If a patient has type 1 diabetes, he needs to use insulin – an injection of a hormone that is produced in healthy people in the pancreas in response to food stimuli. But on the background of diabetes mellitus, the patient’s body does not synthesize its insulin due to the death of hormone-producing cells. Some people with type 2 diabetes also use insulin while at the same time adjusting nutrition. How does this substance work?
The role of insulin in the disease
According to statistics, among all adults suffering from diabetes, about 30% use insulin. Modern doctors recognize the importance of full control over blood sugar levels, so they began to fluctuate less often and more often inject insulin to their patients.
Insulin helps the body absorb and use for its intended purpose glucose derived from carbohydrates received from food. After a person has eaten carbohydrate foods or drank a sweet drink, blood sugar levels begin to rise. In response, beta cells in the pancreas receive signals about the need for insulin secretion in the blood plasma.
The role of the pancreas, insulin synthesis
The work of insulin produced by the pancreas can be described as a taxi service. Since glucose cannot directly enter the cells, it needs a driver (insulin) to deliver it there. When the pancreas produces enough insulin to deliver glucose, sugar in the blood naturally decreases after eating, while the cells of the body are “refueled” with glucose and are actively working. According to experts, there is another way to explain the work of insulin: it is the key that opens up the access of glucose to the cells of the body. If the pancreas due to various influences does not cope with the synthesis of sufficient volume insulin, or the cells become resistant to its usual quantities, it may be necessary to introduce it from outside to stabilize blood sugar.
Diabetes Treatment: Injectable Insulin
Today diabetes mellitus, which is called insulin-dependent , is treated by insulin injections. At the moment there are many different types of insulin in the world. They differ in how quickly they work, when they reach peak concentration, and how long their effect lasts. Here are some examples:
- High-speed drug starts to work within 15-30 minutes, but its effect lasts no more than 3-4 hours;
- Regular insulin or a short-acting drug starts working for 30-60 minutes, the effect can last up to five to eight hours.
- The drug of intermediate action begins its work within about two hours, reaching peak activity after about four hours.
- Long acting insulin starts working for an hour after administration, the effect will last up to 24 hours.
- Super long- acting insulin begins to work for an hour after administration, its effect can last up to two days.
There are also combination medications that combine intermediate-acting medication with a dose of regular insulin, or a mixture of intermediate and fast-acting insulin.
Control blood sugar through drugs
The standard practice is for patients with diabetes to use basal insulin once a day, and this may be a prolonged or long – lasting drug.

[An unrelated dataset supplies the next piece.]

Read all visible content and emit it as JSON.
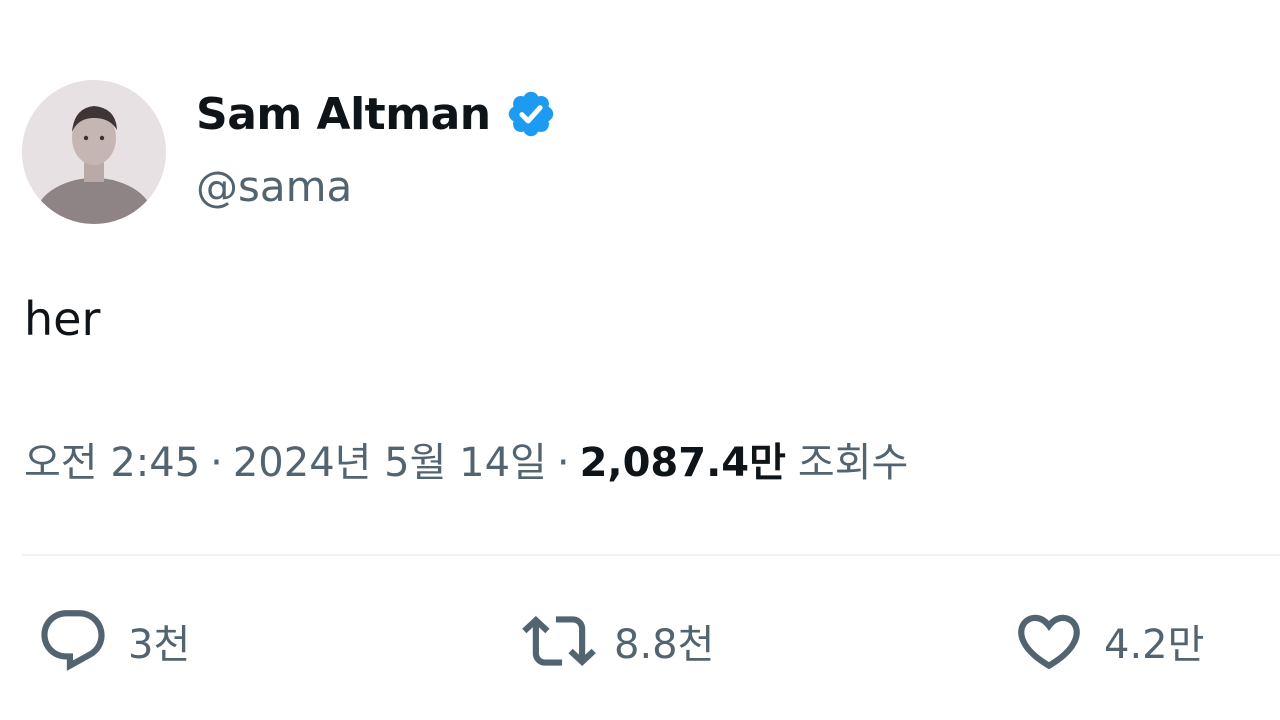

Fast-acting insulin is usually added thrice a day with a meal. The amount of a fast-acting drug may depend on the level of sugar in the blood and the amount of carbohydrates in the diet used.

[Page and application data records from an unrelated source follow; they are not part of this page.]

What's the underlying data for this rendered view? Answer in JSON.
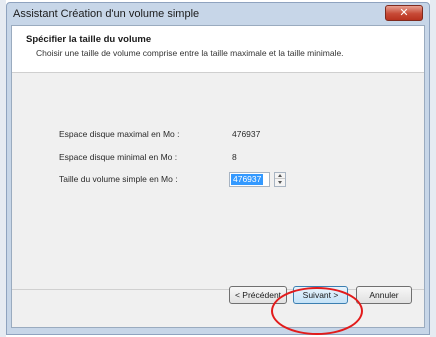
{
  "window": {
    "title": "Assistant Création d'un volume simple",
    "close_icon": "close-icon",
    "close_symbol": "✕"
  },
  "header": {
    "title": "Spécifier la taille du volume",
    "subtitle": "Choisir une taille de volume comprise entre la taille maximale et la taille minimale."
  },
  "fields": {
    "max_label": "Espace disque maximal en Mo :",
    "max_value": "476937",
    "min_label": "Espace disque minimal en Mo :",
    "min_value": "8",
    "size_label": "Taille du volume simple en Mo :",
    "size_value": "476937"
  },
  "buttons": {
    "previous": "< Précédent",
    "next": "Suivant >",
    "cancel": "Annuler"
  },
  "colors": {
    "annotation": "#e21b1b",
    "selection": "#3399ff",
    "close_button": "#c74a36"
  }
}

However, the use of insulin for each patient with diabetes mellitus will be different. For example, if blood sugar is high even after a long fast, a long-acting drug will be helpful. If fasting blood sugar is quite normal, but it rises sharply after a meal, then a fast-acting drug will be more appropriate.

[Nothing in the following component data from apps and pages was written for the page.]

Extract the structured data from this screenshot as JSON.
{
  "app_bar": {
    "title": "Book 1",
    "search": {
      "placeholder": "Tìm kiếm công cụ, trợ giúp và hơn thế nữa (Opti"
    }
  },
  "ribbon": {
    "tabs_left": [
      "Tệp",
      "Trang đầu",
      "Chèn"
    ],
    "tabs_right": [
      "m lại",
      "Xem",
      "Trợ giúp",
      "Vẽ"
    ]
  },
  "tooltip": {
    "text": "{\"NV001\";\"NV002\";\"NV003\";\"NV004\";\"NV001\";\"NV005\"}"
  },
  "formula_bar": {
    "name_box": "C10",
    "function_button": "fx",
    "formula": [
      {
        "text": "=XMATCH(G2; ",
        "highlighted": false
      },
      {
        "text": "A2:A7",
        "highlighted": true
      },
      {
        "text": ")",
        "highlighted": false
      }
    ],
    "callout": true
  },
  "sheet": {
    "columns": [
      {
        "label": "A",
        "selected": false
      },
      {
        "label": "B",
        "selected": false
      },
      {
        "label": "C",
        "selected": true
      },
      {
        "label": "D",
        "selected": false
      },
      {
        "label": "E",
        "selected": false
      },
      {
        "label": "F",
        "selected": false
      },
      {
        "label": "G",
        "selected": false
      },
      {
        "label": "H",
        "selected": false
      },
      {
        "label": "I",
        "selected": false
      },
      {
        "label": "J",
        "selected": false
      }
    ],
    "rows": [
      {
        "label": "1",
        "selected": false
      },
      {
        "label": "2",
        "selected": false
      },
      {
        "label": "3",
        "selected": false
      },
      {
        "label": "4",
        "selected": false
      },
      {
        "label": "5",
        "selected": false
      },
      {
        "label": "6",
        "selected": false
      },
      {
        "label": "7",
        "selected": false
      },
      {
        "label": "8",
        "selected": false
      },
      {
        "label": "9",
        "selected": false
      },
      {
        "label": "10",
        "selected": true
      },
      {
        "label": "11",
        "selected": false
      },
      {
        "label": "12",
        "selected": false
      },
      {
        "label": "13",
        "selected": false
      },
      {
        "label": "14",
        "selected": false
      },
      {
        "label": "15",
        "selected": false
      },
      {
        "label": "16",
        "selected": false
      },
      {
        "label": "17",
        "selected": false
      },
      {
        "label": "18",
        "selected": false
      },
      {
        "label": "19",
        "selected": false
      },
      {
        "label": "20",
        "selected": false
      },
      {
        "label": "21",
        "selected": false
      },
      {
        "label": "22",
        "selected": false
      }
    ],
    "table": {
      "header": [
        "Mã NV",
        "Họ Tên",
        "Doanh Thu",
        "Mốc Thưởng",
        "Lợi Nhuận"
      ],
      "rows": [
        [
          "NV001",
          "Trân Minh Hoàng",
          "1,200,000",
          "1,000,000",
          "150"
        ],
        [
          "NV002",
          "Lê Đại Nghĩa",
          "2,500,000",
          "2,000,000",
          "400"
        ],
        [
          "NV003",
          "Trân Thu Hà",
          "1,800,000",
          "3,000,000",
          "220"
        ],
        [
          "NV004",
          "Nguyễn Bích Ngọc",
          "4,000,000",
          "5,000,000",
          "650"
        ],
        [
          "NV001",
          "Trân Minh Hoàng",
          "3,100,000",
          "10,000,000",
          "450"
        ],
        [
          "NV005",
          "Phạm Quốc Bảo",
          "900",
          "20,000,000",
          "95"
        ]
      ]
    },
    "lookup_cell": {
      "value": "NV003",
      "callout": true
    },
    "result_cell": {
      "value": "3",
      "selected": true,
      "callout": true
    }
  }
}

The patient, together with the doctor, should analyze the dynamics of changes in blood sugar to determine the time of insulin administration and its dose, controlling:
- when it lowers blood glucose levels;
- its peak time (when the effect of the drug is maximal);
- duration of effect (how long the drug continues to lower blood sugar levels).
Based on these data, the correct type of insulin is selected.
The combination of insulin with nutrition, nuances of use
It is also important for the physician to know about the lifestyle of a person, to evaluate his usual diet, in order to select the necessary insulin preparations.
Unlike other drugs, which are often in the form of tablets, insulin is injected in the form of injections. It can not be taken as a pill, because the hormone will be broken down by enzymes during digestion, like any other food. It must be injected into the plasma in order for the drug to work in much the same way as the natural insulin produced in the body. However, inhalation insulin was recently approved. In people with type 1 diabetes, this new form should be used with long-acting insulin and correlated with food intake. In addition, inhaled insulin cannot be used by a person with asthma or COPD.
There are also people who use an insulin pump, it can supply insulin stably, continuously in a basic dose, or in an increased single dose when a person takes nutrition. Some people with diabetes prefer insulin pumps rather than injections.
Injections and problems
Many people need to use insulin injections, and this can cause fear of needles or self-injection. But modern injection devices are quite small, like automatic pens, and the needles are very thin. The patient quickly learns to make injections.
One of the important components of using insulin is getting the right dose. If it is large, low blood sugar or hypoglycemia may develop . This is likely if the insulin dose exceeds the required dose, is taken after skipping meals, or if combined with oral hypoglycemic drugs without dose adjustment.